- Stamford, Connecticut-based Patriot National Bancorp will pay $119 million in cash and stock to buy American Challenger Development Corp., a neobank that had been pursuing a de novo charter with an eye toward becoming a digital-first national bank, the companies said Monday in a joint press release.
- After the merger, which is expected to close during the first quarter of 2022, the combined entity will encompass two business units: a legacy Patriot Bank division operating nine branches in Connecticut and New York and a sizable Small Business Administration (SBA) lending presence, and the American Challenger division centered on the online consumer bank. That unit is expected to unveil a new brand shortly after the deal is complete.
- Under the deal, Felix Scherzer, American Challenger's chairman, would become chairman of the combined entity. Raymond Quinlan, the former chief executive of Sallie Mae who now serves as American Challenger's CEO, would become the combined company's CEO. Patriot Bank Chairman Michael Carrazza will serve as a vice chairman on the combined company's board. Patriot Bank CEO Robert Russell will continue to lead the company's Patriot Bank division after the merger.
Monday’s deal marks an acceleration point in American Challenger's two-year journey. Combining with Patriot will give the company faster access to a banking license. American Challenger applied for federal deposit insurance in November 2020.
Under the tie-up, Patriot will adopt American Challenger’s proprietary software, which will allow customers to connect with employees via video chat, and open accounts and initiate funds in less than a minute. Mortgages can close in as few as 20 days, according to Monday’s press release.
"Customers will benefit from an expanded array of services and a tech-savvy banking experience, while shareholders should benefit from the compelling value that will be created," Carrazza said.
Amid the merger, the companies announced two other transactions. American Challenger said Monday it signed a multiyear agreement to buy $1.75 billion in loans from Sunlight Financial, a platform focused on boosting solar and other clean-energy adoption in U.S. homes.

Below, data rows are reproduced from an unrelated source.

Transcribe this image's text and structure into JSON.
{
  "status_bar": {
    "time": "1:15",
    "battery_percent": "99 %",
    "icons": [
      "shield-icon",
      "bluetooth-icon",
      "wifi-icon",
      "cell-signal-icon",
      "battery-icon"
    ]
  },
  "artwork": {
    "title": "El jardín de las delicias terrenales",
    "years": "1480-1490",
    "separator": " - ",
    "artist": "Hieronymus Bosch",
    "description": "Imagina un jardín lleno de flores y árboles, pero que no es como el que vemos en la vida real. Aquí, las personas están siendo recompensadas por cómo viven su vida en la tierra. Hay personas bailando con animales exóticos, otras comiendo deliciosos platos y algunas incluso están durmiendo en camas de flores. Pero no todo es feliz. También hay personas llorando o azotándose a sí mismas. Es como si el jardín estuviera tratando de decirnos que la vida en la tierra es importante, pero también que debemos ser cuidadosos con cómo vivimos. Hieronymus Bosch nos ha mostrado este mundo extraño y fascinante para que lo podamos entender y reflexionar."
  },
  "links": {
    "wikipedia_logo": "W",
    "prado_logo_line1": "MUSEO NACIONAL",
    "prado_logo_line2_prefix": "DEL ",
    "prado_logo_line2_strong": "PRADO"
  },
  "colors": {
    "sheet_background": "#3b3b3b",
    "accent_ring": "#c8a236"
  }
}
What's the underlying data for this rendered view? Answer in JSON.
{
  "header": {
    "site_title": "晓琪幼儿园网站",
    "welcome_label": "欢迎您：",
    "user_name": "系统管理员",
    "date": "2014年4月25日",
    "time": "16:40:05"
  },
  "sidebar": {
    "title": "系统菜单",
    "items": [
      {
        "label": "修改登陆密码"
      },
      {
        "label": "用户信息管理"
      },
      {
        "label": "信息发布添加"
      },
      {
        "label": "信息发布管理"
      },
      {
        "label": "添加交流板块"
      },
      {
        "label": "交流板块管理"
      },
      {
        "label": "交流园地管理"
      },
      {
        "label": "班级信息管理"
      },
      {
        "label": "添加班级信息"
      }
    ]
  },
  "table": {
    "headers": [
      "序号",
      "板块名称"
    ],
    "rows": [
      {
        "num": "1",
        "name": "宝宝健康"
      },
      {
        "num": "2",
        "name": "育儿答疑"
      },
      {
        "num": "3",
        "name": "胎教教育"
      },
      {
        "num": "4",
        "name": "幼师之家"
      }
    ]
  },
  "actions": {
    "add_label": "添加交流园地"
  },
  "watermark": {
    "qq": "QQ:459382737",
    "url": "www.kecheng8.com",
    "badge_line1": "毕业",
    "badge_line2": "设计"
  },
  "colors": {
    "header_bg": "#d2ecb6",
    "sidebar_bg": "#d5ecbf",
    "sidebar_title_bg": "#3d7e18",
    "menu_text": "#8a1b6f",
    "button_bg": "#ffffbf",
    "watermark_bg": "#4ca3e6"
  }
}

"As a responsible, full-service digital bank, we will be focused on lending in ways that help communities and the planet, with the intent of investing over half of its assets in support of sustainability, local community, and good health," Scherzer said.
Meanwhile, Patriot said it has entered a recapitalization plan encompassing $890 million. Under the deal, select investors including Oaktree Capital Management and Angelo, Gordon & Co. — which each would gain the right to nominate a director to Patriot’s board — would provide $540 million toward newly issued Patriot stock. Patriot plans to raise the remaining $350 million.
Counting the new shares issued in the recapitalization, former American Challenger shareholders will own roughly 13.8% of the combined entity after the merger closes. Current Patriot shareholders would own about 8.2%. Institutional investors would own 78% of the combined company.
If it appears the deal has many moving parts, mergers and acquisitions are a specialty for Scherzer. Before leading American Challenger, he managed M&A groups at Credit Suisse, Morgan Stanley and Citi, according to his LinkedIn profile.
Patriot, meanwhile, has seen somewhat of a second wind over the past decade. It nearly failed during the 2007-08 financial crisis, but Carrazza led a group that gave it a $50 million capital infusion in October 2010, according to American Banker. Patriot acquired Prime Bank, a fellow Connecticut-based institution, in May 2018. But later that year, the Office of the Comptroller of the Currency (OCC) ordered it to strengthen its board oversight and enhance its loan-loss auditing. The regulator terminated that order in September.
In Monday's release, Carrazza said Patriot’s "team will remain intact and will be complemented by American Challenger’s team and digital platform capabilities."